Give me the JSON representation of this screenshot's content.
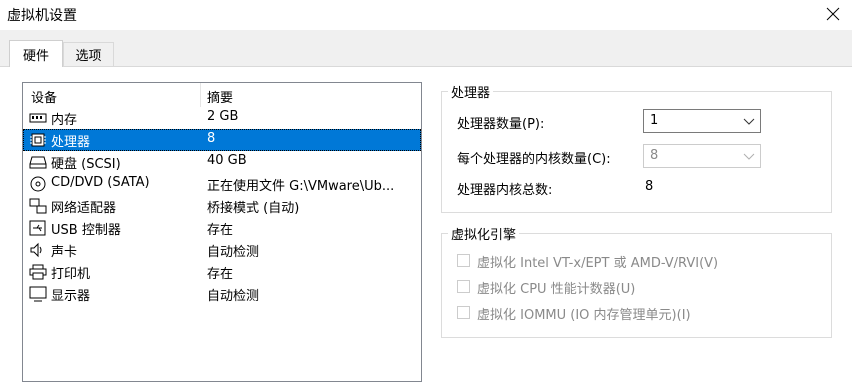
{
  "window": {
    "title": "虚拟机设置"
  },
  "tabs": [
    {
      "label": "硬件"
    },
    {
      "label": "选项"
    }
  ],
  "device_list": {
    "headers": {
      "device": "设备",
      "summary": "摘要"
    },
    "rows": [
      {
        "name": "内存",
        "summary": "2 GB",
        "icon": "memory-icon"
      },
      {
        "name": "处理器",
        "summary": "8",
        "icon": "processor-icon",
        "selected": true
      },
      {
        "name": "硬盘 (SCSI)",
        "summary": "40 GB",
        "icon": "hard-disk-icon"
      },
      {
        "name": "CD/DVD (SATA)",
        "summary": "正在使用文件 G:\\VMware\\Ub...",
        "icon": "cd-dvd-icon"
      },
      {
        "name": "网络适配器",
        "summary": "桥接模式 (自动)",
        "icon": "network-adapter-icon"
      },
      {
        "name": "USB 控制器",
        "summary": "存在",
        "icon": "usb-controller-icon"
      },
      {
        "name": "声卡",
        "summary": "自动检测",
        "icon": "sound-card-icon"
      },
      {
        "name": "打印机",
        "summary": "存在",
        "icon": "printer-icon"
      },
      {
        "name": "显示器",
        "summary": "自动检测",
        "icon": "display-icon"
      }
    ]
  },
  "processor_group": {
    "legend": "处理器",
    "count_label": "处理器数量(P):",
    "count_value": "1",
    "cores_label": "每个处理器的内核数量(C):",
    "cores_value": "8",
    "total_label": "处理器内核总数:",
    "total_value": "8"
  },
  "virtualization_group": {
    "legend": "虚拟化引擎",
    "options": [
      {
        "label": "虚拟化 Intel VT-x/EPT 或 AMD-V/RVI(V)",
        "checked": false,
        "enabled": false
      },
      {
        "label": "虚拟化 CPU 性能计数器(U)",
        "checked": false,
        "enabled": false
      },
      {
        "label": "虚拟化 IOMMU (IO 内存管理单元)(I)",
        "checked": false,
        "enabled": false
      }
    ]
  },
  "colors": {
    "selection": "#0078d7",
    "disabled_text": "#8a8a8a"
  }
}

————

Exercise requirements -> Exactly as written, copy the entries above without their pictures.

Response area ->
Give me the JSON representation of this screenshot's content.
{
  "window": {
    "title": "虚拟机设置"
  },
  "tabs": [
    {
      "label": "硬件"
    },
    {
      "label": "选项"
    }
  ],
  "device_list": {
    "headers": {
      "device": "设备",
      "summary": "摘要"
    },
    "rows": [
      {
        "name": "内存",
        "summary": "2 GB",
        "icon": "memory-icon"
      },
      {
        "name": "处理器",
        "summary": "8",
        "icon": "processor-icon",
        "selected": true
      },
      {
        "name": "硬盘 (SCSI)",
        "summary": "40 GB",
        "icon": "hard-disk-icon"
      },
      {
        "name": "CD/DVD (SATA)",
        "summary": "正在使用文件 G:\\VMware\\Ub...",
        "icon": "cd-dvd-icon"
      },
      {
        "name": "网络适配器",
        "summary": "桥接模式 (自动)",
        "icon": "network-adapter-icon"
      },
      {
        "name": "USB 控制器",
        "summary": "存在",
        "icon": "usb-controller-icon"
      },
      {
        "name": "声卡",
        "summary": "自动检测",
        "icon": "sound-card-icon"
      },
      {
        "name": "打印机",
        "summary": "存在",
        "icon": "printer-icon"
      },
      {
        "name": "显示器",
        "summary": "自动检测",
        "icon": "display-icon"
      }
    ]
  },
  "processor_group": {
    "legend": "处理器",
    "count_label": "处理器数量(P):",
    "count_value": "1",
    "cores_label": "每个处理器的内核数量(C):",
    "cores_value": "8",
    "total_label": "处理器内核总数:",
    "total_value": "8"
  },
  "virtualization_group": {
    "legend": "虚拟化引擎",
    "options": [
      {
        "label": "虚拟化 Intel VT-x/EPT 或 AMD-V/RVI(V)",
        "checked": false,
        "enabled": false
      },
      {
        "label": "虚拟化 CPU 性能计数器(U)",
        "checked": false,
        "enabled": false
      },
      {
        "label": "虚拟化 IOMMU (IO 内存管理单元)(I)",
        "checked": false,
        "enabled": false
      }
    ]
  },
  "colors": {
    "selection": "#0078d7",
    "disabled_text": "#8a8a8a"
  }
}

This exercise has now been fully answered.